Oxford ; New York : Published for The British Academy by Oxford University Press, 2003.
Book — ccxlvi, 280 p.,  p. of plates : ill., maps ; 30 cm.
Textual characteristics of the epigraphic corpus
Transcriptions and translations of the inscriptions.
This analytical edition makes available a unique corpus of primary-source material and demonstrates its wide implications for African and Arabic studies. Through Arabic transciptions, English translations, line-drawing reconstructions, and plate illustrations, the volume catalogues the large number of eleventh-fifteenth century Arabic-Islamic inscriptions from the Republic of Mali - including the earliest datable writing from West Africa. Dr Moraes Farias uses this rich resource to reinterpret West African chronicles (including the Timbuktu Chronicle) and Tuareg and Songhay oral traditions. Challenging chauvinistic portrayals of the past, he demonstrates that the Tuareg and Songhay, peoples divided by civil war in the 1990s, in fact share a composite history.

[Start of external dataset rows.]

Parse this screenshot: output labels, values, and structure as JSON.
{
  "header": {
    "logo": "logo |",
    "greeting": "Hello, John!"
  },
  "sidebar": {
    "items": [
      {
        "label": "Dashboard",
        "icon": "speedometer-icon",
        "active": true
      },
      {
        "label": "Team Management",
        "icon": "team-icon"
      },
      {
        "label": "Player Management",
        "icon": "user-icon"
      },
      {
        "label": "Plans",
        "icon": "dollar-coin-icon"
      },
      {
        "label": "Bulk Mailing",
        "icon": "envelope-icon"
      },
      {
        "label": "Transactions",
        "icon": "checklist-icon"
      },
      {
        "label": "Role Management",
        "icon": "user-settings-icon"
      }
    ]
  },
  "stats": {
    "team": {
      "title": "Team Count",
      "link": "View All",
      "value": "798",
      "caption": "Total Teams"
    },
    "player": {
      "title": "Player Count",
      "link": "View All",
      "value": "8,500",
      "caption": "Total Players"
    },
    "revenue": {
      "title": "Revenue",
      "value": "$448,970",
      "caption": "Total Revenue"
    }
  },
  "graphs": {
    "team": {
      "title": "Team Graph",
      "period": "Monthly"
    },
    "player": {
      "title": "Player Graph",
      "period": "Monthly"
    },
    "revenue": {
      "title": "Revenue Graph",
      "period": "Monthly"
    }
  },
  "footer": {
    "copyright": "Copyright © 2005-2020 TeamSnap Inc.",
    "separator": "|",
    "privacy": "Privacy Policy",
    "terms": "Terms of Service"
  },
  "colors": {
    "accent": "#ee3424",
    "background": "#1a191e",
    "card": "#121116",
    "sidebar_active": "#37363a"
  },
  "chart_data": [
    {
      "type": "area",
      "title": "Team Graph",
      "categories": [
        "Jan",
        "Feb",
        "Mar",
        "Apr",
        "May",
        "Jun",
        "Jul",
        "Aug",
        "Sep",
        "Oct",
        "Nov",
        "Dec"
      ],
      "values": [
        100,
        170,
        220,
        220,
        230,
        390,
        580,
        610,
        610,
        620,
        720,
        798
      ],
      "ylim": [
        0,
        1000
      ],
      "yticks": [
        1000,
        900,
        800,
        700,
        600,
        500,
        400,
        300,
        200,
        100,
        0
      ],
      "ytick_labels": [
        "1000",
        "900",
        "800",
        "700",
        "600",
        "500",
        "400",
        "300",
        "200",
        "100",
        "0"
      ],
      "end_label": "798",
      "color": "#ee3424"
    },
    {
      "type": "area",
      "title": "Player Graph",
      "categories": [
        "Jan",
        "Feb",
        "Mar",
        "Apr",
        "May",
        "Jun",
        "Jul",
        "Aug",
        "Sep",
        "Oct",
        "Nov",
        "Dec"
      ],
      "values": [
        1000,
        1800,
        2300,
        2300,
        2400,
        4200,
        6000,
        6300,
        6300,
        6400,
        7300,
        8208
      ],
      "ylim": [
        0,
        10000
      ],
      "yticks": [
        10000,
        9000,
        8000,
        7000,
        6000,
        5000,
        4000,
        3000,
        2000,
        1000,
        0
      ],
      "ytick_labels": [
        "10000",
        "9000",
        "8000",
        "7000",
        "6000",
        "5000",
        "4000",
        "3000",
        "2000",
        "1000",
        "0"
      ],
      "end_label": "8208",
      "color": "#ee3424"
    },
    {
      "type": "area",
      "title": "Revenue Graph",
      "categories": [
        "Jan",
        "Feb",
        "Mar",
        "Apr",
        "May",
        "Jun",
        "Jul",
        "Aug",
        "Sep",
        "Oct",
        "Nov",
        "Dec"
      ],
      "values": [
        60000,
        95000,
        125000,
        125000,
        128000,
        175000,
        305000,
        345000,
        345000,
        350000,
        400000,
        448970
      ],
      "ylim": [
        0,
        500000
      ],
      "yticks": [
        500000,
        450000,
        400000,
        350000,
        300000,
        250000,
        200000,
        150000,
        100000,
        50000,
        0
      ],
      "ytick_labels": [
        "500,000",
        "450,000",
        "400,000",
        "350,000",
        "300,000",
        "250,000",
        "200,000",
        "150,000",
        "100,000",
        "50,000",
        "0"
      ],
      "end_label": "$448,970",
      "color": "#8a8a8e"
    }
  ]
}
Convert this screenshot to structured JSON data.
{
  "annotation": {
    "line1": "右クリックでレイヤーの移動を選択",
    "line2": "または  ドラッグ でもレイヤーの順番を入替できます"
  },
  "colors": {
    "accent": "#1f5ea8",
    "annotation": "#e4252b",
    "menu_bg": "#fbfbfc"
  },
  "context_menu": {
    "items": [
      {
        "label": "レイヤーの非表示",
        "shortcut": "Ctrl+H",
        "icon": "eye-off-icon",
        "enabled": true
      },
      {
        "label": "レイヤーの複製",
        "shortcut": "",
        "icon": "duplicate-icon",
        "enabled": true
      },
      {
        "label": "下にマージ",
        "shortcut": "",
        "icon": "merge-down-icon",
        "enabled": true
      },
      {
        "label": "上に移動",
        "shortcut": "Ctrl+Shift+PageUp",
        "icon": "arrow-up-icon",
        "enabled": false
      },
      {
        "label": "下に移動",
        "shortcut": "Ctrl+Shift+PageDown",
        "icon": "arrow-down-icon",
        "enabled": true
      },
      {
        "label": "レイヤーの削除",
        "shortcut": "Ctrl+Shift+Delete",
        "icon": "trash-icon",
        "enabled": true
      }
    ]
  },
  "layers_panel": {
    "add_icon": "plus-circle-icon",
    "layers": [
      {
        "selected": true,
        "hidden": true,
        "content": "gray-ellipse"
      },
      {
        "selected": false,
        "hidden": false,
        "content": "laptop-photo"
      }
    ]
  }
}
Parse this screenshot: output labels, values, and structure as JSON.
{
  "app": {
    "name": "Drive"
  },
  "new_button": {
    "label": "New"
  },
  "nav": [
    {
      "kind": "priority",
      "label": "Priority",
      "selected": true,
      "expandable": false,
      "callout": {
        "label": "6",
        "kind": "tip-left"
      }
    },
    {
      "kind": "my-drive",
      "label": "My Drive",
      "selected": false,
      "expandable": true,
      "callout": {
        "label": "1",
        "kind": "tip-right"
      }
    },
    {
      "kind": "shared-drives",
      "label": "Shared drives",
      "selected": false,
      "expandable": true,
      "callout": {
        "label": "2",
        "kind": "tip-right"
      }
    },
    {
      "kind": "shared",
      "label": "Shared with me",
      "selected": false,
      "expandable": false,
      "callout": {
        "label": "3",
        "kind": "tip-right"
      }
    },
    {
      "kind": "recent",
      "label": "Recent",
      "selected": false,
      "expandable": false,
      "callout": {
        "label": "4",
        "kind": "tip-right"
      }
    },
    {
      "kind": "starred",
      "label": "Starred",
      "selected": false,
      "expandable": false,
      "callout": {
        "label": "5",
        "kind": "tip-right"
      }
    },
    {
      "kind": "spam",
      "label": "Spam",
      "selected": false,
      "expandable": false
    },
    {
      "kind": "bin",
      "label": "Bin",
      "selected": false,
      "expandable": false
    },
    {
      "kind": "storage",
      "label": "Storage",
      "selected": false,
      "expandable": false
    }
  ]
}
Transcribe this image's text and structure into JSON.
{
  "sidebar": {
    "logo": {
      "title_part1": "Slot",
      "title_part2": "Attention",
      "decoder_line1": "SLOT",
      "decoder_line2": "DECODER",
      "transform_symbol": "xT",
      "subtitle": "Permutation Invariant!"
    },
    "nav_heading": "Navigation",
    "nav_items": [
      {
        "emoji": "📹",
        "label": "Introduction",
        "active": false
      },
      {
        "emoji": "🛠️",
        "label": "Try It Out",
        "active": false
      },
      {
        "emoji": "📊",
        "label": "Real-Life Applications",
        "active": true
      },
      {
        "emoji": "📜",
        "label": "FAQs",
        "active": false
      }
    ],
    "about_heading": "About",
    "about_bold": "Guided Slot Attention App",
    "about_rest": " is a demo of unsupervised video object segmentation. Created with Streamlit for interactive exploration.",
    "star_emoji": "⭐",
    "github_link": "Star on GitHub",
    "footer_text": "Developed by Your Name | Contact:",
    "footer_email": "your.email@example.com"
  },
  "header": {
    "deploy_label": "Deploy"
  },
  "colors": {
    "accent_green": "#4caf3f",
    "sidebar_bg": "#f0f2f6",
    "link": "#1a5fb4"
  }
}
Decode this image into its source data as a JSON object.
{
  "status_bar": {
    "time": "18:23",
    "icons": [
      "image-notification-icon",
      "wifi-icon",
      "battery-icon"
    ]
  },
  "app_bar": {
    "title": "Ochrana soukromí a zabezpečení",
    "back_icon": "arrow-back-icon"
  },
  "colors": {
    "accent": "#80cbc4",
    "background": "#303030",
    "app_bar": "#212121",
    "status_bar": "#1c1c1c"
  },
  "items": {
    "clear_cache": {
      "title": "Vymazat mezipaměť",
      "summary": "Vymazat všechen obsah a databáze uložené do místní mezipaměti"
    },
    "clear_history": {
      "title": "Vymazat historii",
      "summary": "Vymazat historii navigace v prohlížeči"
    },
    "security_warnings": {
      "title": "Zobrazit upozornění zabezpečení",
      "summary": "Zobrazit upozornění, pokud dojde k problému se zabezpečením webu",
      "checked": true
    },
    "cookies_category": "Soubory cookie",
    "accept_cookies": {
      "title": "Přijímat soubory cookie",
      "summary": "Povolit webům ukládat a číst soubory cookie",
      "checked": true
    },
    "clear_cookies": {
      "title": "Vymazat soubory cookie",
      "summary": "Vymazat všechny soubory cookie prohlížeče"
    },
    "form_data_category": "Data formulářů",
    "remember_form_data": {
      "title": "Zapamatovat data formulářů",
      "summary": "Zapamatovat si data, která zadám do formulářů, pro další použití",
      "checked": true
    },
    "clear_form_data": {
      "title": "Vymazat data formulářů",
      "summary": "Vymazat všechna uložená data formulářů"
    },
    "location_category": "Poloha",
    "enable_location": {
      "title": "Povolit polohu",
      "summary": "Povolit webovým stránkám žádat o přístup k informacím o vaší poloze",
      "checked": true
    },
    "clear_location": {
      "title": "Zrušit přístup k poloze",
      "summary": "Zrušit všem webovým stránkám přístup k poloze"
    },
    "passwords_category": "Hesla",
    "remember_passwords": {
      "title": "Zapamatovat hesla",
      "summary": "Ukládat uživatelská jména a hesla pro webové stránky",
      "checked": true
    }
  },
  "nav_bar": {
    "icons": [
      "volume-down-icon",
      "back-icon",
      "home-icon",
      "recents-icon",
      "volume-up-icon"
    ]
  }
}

Crucial for our understanding of West African history, this volume also discusses a wide range of linguistic and literary issues, and contributes to current debates about the nature of epigraphic evidence. (source: Nielsen Book Data)